>>

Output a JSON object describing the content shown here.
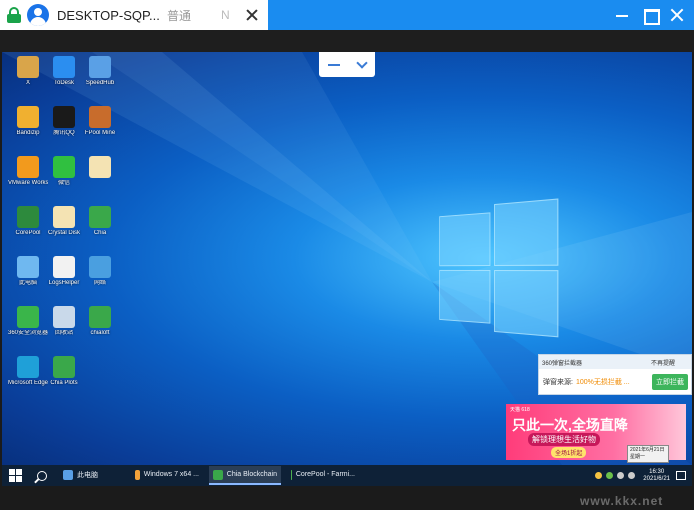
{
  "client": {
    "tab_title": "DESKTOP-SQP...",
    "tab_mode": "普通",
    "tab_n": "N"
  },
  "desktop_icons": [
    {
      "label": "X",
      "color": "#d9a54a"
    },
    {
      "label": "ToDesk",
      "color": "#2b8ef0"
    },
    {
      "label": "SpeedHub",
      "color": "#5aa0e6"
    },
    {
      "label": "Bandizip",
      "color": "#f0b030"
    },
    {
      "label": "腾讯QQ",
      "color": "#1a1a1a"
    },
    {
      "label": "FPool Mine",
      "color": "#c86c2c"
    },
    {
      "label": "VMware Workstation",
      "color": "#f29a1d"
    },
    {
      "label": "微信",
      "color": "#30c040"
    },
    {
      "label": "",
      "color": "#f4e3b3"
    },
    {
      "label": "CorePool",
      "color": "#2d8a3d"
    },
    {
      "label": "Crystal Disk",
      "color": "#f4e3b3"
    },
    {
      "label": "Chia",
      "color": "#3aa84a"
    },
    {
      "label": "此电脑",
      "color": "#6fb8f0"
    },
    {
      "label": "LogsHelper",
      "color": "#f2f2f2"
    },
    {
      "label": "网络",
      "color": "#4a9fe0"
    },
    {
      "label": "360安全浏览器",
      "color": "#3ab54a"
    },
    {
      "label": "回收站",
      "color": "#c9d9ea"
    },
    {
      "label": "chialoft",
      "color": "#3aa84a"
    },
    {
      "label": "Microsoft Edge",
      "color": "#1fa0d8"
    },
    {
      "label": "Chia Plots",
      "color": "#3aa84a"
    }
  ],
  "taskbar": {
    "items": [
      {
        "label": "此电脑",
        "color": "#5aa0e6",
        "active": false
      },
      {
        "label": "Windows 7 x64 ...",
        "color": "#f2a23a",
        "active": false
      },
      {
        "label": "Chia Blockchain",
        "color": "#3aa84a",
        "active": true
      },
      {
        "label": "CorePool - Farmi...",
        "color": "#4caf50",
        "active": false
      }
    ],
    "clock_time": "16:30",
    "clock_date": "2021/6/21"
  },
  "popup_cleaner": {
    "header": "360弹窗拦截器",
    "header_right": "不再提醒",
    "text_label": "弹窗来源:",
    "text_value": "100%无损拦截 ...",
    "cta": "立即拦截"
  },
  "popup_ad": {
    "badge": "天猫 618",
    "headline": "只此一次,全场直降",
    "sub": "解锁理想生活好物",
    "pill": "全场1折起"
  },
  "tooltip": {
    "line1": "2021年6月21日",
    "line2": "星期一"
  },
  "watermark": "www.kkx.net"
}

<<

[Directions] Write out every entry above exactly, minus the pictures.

[Output of the exercise]
Output a JSON object describing the content shown here.
{
  "client": {
    "tab_title": "DESKTOP-SQP...",
    "tab_mode": "普通",
    "tab_n": "N"
  },
  "desktop_icons": [
    {
      "label": "X",
      "color": "#d9a54a"
    },
    {
      "label": "ToDesk",
      "color": "#2b8ef0"
    },
    {
      "label": "SpeedHub",
      "color": "#5aa0e6"
    },
    {
      "label": "Bandizip",
      "color": "#f0b030"
    },
    {
      "label": "腾讯QQ",
      "color": "#1a1a1a"
    },
    {
      "label": "FPool Mine",
      "color": "#c86c2c"
    },
    {
      "label": "VMware Workstation",
      "color": "#f29a1d"
    },
    {
      "label": "微信",
      "color": "#30c040"
    },
    {
      "label": "",
      "color": "#f4e3b3"
    },
    {
      "label": "CorePool",
      "color": "#2d8a3d"
    },
    {
      "label": "Crystal Disk",
      "color": "#f4e3b3"
    },
    {
      "label": "Chia",
      "color": "#3aa84a"
    },
    {
      "label": "此电脑",
      "color": "#6fb8f0"
    },
    {
      "label": "LogsHelper",
      "color": "#f2f2f2"
    },
    {
      "label": "网络",
      "color": "#4a9fe0"
    },
    {
      "label": "360安全浏览器",
      "color": "#3ab54a"
    },
    {
      "label": "回收站",
      "color": "#c9d9ea"
    },
    {
      "label": "chialoft",
      "color": "#3aa84a"
    },
    {
      "label": "Microsoft Edge",
      "color": "#1fa0d8"
    },
    {
      "label": "Chia Plots",
      "color": "#3aa84a"
    }
  ],
  "taskbar": {
    "items": [
      {
        "label": "此电脑",
        "color": "#5aa0e6",
        "active": false
      },
      {
        "label": "Windows 7 x64 ...",
        "color": "#f2a23a",
        "active": false
      },
      {
        "label": "Chia Blockchain",
        "color": "#3aa84a",
        "active": true
      },
      {
        "label": "CorePool - Farmi...",
        "color": "#4caf50",
        "active": false
      }
    ],
    "clock_time": "16:30",
    "clock_date": "2021/6/21"
  },
  "popup_cleaner": {
    "header": "360弹窗拦截器",
    "header_right": "不再提醒",
    "text_label": "弹窗来源:",
    "text_value": "100%无损拦截 ...",
    "cta": "立即拦截"
  },
  "popup_ad": {
    "badge": "天猫 618",
    "headline": "只此一次,全场直降",
    "sub": "解锁理想生活好物",
    "pill": "全场1折起"
  },
  "tooltip": {
    "line1": "2021年6月21日",
    "line2": "星期一"
  },
  "watermark": "www.kkx.net"
}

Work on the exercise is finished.